  2. Hi David,

    Quoting Andrea Heath, the ICRC’s economic-security coordinator for Somalia: “The population is no longer able to cope with harsh climate conditions, such as the current drought, while at the same time struggling to survive armed conflict and other violence. The groups hardest hit are rain-fed farmers and pastoralists who have not been able to gain access to alternative pastureland. Significant crop failures, very high livestock losses, increased food prices, recurrent fighting and the absence of humanitarian aid are the main reasons that an already desperate situation has become even worse in many parts of central and southern Somalia.”

  3. Hello Robin,
    Do you beleive that you will have less work in the sudan since south sudan is an independant country now ?

  4. Hi Robin,

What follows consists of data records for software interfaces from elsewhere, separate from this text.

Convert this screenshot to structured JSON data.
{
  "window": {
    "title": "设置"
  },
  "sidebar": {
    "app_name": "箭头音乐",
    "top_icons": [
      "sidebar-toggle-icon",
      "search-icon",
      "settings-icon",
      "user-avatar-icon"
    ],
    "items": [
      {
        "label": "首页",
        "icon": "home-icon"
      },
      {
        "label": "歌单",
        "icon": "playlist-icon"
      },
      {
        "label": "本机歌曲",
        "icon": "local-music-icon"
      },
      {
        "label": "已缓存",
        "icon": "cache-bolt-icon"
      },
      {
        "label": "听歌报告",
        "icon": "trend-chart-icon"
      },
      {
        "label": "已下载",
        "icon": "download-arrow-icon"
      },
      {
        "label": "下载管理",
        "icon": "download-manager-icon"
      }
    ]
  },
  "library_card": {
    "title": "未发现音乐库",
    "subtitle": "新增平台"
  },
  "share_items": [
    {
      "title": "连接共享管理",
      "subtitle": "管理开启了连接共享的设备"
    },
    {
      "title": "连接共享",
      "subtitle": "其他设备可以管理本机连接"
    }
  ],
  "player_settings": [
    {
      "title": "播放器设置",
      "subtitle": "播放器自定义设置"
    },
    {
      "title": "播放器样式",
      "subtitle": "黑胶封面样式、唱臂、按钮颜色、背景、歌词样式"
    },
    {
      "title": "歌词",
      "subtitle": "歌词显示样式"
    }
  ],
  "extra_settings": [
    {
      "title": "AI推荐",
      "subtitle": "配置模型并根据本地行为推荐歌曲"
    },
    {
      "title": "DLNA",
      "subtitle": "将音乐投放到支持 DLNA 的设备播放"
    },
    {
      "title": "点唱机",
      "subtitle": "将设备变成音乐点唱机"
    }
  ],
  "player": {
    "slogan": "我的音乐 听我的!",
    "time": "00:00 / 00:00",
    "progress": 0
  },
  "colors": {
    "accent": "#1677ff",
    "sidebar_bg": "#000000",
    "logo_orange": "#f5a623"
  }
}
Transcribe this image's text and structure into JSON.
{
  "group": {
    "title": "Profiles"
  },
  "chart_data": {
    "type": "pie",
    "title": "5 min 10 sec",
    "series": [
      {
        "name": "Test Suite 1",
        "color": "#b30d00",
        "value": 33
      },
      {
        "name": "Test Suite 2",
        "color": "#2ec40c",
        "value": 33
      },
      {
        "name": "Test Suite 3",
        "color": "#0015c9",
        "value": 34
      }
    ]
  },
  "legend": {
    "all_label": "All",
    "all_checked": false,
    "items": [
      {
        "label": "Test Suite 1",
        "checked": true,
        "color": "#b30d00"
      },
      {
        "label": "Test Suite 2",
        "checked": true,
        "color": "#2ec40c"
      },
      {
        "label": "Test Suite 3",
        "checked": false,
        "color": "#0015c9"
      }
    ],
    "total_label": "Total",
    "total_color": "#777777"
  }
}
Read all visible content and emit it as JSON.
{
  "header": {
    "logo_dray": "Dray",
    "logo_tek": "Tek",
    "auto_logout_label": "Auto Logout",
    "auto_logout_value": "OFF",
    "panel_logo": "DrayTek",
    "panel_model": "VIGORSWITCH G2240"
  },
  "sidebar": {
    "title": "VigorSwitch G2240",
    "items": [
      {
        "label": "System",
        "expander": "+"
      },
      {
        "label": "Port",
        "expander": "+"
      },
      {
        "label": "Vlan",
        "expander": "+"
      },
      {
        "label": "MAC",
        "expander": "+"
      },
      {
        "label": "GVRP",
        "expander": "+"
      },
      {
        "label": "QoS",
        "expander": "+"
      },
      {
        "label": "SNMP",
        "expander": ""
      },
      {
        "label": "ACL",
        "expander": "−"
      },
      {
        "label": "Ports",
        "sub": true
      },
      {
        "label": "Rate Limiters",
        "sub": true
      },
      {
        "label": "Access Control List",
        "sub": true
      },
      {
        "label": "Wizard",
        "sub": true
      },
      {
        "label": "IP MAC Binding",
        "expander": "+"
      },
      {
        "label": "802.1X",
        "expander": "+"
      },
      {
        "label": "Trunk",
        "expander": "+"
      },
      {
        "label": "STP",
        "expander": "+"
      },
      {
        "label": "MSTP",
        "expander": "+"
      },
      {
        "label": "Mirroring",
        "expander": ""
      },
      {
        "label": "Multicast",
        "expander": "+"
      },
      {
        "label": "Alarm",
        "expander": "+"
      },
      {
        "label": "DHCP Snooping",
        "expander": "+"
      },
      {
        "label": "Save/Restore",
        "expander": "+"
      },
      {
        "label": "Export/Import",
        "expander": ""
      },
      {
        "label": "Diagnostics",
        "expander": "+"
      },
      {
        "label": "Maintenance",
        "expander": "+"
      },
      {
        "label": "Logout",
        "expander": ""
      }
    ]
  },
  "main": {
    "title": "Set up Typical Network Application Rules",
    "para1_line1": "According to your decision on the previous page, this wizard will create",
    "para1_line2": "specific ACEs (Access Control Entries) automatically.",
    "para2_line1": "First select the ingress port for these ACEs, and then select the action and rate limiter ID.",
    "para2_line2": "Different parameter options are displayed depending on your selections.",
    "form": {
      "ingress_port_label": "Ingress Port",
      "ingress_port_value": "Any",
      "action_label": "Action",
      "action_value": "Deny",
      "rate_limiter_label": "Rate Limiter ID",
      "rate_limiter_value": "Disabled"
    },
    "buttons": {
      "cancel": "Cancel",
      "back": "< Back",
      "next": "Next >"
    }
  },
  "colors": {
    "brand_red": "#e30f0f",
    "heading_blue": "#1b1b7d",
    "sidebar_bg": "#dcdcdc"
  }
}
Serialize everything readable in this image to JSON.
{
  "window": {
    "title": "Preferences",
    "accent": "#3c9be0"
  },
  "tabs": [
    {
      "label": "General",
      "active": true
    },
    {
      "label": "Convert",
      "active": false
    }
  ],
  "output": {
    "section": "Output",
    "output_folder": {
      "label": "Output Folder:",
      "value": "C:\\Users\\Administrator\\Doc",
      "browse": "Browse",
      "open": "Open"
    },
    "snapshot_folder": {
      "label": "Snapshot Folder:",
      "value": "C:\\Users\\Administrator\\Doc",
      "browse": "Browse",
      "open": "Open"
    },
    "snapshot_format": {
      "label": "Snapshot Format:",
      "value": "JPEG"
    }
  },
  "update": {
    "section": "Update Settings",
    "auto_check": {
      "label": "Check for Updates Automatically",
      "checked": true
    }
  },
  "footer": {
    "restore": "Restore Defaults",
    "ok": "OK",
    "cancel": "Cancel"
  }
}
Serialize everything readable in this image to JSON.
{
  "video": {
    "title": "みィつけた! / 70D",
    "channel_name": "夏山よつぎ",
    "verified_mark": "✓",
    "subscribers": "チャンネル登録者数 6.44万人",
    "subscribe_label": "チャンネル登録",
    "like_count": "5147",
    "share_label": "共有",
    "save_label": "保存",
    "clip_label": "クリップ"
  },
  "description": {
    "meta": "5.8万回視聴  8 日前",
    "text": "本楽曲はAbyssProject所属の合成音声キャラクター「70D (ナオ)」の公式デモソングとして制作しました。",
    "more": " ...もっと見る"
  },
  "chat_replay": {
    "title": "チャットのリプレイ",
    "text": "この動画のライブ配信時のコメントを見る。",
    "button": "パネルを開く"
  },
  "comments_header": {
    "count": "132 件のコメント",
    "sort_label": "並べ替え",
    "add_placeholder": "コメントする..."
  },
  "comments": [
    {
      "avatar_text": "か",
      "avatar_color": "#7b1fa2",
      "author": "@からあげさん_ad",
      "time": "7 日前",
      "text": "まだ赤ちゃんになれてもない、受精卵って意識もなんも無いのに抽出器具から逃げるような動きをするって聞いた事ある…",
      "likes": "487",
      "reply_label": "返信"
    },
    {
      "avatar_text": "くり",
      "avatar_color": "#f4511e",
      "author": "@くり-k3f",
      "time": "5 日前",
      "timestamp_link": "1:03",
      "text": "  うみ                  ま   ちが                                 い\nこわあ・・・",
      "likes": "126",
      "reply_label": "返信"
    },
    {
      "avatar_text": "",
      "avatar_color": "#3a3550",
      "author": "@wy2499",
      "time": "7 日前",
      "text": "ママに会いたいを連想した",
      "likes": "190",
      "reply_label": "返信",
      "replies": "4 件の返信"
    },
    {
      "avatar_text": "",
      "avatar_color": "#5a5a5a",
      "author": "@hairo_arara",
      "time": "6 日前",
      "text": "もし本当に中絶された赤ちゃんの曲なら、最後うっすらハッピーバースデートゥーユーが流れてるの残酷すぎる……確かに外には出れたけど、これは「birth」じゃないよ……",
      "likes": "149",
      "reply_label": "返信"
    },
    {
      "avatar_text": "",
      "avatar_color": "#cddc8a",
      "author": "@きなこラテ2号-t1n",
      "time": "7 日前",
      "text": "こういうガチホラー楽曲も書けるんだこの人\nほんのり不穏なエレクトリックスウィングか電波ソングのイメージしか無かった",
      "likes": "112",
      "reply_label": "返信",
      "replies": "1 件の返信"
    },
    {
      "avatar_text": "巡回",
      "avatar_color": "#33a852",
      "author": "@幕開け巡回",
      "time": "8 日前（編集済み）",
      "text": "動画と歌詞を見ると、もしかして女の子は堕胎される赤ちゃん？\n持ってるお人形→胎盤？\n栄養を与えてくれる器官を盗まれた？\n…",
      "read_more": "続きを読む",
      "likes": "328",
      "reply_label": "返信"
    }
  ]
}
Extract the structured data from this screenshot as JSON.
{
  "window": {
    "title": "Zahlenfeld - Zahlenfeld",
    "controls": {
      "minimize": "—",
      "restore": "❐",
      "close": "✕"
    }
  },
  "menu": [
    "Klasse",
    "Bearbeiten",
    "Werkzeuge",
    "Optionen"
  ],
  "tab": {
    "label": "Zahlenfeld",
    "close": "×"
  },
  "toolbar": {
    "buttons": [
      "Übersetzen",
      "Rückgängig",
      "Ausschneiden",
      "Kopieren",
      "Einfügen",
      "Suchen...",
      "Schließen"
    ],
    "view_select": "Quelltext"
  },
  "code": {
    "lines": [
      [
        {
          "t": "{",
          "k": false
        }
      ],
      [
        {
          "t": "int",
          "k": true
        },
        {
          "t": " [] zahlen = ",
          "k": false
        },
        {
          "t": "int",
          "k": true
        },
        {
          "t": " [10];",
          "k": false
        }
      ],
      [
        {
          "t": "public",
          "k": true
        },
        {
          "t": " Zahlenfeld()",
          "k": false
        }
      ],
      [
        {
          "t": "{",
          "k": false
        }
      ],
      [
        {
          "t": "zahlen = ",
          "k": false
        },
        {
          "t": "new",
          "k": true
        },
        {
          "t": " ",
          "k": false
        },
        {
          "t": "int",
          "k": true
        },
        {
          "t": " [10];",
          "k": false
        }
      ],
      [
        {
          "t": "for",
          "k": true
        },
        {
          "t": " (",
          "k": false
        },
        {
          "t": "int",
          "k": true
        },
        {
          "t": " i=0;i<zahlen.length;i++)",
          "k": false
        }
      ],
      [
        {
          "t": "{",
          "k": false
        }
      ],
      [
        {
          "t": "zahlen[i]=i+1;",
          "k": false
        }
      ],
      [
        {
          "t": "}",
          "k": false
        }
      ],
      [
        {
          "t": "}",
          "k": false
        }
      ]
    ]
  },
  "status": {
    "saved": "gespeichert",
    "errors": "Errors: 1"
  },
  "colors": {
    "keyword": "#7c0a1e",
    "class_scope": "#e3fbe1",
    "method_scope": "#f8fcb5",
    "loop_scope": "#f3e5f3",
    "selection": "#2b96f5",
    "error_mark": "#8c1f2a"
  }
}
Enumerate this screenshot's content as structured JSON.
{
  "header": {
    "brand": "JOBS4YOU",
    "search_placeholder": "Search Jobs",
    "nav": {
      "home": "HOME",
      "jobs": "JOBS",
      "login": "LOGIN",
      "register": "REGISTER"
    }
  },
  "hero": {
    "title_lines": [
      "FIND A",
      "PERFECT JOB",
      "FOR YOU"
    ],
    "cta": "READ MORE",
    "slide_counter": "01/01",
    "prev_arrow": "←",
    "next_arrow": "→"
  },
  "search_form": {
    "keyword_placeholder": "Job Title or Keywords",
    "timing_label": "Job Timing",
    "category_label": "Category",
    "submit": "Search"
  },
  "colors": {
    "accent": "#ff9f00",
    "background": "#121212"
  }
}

    As the levels of malnutrition have reached a peak and are currently the highest in the world , I would like to ask please how many people can be saved from the Red Cross work ?
    How many people still need support ar Sudan and does not have access to the Red Cross aid ?

  5. Teams from the IHH Humanitarian Relief Foundation which went to Kenya in the wake of the problems in the region have moved to Somali. IHH emergency aid teams first visited the camps in Mogadishu to figure out what could be done in the medium and long term and they launched relief efforts in the region immediately. IHH Emergency Aid Coordinator Recep Güzel who coordinates relief efforts in Somali after Kenya said what he has witnessed in the camps is the preliminary signs of bigger disasters. Having joined many emergency relief efforts in many parts of the world, Güzel said he has never faced with such a tragedy.